Yes, inflammatory bowel disease and celiac disease are linked
McMaster University researchers have established a connection between inflammatory bowel disease (IBD) and celiac disease.
A systematic review and meta-analysis at the Farncombe Family Digestive Health Research Institute at McMaster in collaboration with the Society for the Study of Celiac Disease has determined there is a nine-fold increased risk of having IBD for patients with a previous diagnosis of celiac disease. Similarly, the risk for celiac disease is increased in IBD patients, though to a smaller extent.
The details were published today in Gastroenterology.
“Clinicians have always suspected that IBD and celiac disease may be linked, however a clear association was never established,” said first study author Maria Ines Pinto-Sanchez, associate professor of medicine and member of the Farncombe Family Digestive Health Research Institute at McMaster. She is a gastroenterologist with Hamilton Health Sciences.
“This is important, as failure to diagnose one or the other condition could compromise proper response to available treatments. It also raises questions on screening for the other disease in a patient already diagnosed with either IBD or celiac disease.”
IBD and celiac disease are chronic and disabling intestinal conditions affecting many Canadians as Canada has one of the highest frequencies of IBD in the world. Both diseases share similar risk factors and their prevalence has increased in the past years.
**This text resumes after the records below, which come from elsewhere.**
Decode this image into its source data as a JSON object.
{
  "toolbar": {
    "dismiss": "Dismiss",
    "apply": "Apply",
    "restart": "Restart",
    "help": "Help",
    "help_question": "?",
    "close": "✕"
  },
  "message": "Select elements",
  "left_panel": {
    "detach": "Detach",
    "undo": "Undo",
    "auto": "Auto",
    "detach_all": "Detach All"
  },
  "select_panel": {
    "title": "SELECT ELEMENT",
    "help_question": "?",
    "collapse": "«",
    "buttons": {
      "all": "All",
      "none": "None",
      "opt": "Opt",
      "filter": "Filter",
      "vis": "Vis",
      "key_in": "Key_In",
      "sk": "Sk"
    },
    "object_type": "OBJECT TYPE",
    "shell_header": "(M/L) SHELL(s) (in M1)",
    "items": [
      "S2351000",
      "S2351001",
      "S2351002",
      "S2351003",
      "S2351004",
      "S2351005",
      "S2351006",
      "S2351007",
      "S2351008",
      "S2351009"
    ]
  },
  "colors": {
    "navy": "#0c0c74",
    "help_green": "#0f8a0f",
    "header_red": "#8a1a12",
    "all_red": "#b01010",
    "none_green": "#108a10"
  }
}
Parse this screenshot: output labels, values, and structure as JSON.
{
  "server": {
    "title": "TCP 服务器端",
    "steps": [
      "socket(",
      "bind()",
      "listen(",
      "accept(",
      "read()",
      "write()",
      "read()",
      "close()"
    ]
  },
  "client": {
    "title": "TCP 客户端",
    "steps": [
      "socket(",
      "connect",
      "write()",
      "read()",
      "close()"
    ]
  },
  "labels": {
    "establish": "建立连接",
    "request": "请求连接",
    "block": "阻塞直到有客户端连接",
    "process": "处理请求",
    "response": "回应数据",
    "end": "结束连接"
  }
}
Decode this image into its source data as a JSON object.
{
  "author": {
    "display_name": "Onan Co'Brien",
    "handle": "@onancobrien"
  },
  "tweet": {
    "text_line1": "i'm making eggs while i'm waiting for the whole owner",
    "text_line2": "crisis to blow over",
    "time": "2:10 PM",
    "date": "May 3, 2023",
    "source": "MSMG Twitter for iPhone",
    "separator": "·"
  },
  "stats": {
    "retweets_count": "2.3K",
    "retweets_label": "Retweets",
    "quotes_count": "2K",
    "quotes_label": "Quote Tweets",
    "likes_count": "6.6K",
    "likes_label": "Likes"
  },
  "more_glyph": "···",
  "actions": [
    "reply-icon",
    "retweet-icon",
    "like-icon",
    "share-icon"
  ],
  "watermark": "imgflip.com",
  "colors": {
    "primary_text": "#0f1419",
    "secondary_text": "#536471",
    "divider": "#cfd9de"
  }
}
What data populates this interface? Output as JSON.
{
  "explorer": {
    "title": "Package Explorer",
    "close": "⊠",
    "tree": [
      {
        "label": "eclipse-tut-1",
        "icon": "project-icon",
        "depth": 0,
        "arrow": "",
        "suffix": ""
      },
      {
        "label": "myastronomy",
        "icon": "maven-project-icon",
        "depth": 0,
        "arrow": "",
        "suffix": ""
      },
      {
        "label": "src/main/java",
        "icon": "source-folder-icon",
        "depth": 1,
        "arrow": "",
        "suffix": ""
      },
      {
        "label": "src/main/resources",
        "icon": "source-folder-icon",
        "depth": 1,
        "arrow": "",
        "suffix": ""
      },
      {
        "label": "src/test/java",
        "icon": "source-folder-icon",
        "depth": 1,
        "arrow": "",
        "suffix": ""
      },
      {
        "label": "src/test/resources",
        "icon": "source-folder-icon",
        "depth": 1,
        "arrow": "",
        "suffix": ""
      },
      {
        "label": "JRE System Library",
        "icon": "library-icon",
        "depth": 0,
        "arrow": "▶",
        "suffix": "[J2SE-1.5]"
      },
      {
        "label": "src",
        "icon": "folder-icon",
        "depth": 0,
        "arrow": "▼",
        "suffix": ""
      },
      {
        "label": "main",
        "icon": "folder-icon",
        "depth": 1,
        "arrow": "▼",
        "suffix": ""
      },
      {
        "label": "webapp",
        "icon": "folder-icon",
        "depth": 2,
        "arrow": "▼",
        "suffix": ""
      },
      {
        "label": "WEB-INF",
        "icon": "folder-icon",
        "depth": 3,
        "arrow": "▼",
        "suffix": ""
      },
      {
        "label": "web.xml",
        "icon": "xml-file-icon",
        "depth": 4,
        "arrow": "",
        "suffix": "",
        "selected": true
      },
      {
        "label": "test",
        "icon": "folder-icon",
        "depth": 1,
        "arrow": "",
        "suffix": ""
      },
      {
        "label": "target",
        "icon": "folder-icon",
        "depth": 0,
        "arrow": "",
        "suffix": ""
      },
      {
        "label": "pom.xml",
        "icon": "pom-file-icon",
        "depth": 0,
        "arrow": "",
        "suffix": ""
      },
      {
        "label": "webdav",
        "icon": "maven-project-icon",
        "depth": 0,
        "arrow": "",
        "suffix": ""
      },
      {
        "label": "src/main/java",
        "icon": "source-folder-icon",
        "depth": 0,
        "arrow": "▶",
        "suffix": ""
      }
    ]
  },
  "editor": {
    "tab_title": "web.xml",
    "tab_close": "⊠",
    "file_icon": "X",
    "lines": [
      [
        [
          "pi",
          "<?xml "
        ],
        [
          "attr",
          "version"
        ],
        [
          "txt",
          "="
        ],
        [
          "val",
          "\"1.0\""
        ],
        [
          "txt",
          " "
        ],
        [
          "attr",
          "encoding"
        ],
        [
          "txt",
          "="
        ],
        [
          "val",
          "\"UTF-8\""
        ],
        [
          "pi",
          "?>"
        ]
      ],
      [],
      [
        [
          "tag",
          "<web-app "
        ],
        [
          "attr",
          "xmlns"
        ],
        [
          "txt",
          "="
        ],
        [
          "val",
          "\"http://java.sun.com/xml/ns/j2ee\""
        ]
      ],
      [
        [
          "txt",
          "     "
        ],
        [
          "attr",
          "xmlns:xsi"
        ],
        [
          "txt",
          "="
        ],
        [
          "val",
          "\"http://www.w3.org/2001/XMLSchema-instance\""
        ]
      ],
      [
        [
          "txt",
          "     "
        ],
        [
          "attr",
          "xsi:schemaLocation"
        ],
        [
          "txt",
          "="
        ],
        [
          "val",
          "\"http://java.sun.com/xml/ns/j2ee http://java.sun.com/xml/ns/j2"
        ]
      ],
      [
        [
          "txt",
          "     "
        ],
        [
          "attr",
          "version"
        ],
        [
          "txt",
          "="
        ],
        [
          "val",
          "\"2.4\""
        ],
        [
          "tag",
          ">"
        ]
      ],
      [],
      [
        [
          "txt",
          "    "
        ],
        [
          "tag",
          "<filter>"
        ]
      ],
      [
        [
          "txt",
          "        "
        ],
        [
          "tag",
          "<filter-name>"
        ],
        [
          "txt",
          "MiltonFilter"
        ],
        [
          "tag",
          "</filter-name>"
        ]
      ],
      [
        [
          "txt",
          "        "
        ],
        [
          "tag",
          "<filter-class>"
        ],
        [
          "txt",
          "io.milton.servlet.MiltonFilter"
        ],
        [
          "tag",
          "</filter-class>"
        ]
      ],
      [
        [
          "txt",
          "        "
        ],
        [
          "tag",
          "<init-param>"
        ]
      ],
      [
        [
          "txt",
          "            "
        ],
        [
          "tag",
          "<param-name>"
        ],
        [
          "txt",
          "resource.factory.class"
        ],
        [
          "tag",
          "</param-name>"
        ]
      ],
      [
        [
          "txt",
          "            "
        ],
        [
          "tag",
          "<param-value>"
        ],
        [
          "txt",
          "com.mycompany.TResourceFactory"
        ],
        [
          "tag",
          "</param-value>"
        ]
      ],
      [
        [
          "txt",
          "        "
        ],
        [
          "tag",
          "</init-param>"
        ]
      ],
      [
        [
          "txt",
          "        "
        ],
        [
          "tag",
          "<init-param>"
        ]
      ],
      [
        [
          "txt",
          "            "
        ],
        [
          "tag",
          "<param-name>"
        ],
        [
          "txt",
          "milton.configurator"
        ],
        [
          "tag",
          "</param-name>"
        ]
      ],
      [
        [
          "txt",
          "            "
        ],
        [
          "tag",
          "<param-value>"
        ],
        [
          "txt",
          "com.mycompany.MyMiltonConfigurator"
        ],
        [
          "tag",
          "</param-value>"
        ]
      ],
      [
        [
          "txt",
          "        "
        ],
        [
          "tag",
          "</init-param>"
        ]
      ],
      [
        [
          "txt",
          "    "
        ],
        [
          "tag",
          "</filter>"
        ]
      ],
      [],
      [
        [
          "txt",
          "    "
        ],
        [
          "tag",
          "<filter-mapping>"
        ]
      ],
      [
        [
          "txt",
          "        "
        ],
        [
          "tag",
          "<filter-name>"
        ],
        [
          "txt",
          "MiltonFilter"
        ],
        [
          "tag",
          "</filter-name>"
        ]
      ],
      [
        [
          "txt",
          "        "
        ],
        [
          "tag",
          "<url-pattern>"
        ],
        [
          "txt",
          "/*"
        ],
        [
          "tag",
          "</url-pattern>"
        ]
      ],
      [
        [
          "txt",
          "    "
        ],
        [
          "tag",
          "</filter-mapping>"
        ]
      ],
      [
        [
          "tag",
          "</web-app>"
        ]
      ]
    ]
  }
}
While the exact cause of IBD is unknown, it is accepted that infections, genes and other environmental factors are involved. Celiac disease affects 1 in 100 Canadians, and its main environmental trigger is dietary gluten, but specific genes are required to develop the condition.
The researchers identified 9,800 studies and included 65 studies in their analysis. Of those, 30 studies included control groups with a total of 13.6 million participants, including: 43,000 celiac patients, 166,000 IBD patients (39,000 Crohn’s, 56,000 ulcerative colitis, and 3,000 indeterminate colitis patients), and 13.4 million controls.
The studies were published between 1978 and 2019. Forty-three studies were conducted in adults, 12 studies in children, and 9 studies in all ages. The majority of the studies were in Europe, followed by North America and Asia.
The researchers suggest the next step is to determine whether testing for the diseases is cost-effective and beneficial to patients.
“Our review has confirmed that there is a strong association between celiac disease and IBD, but at this time, it is unclear whether screening of IBD should be performed in celiac disease and vice versa,” said corresponding study author Elena Verdu, professor of medicine and scientist of the Farncombe Family Digestive Health Research Institute at McMaster.
“More studies into the association of IBD and celiac disease are needed, as this could lead to screening and therapeutic interventions to improve patient outcomes.”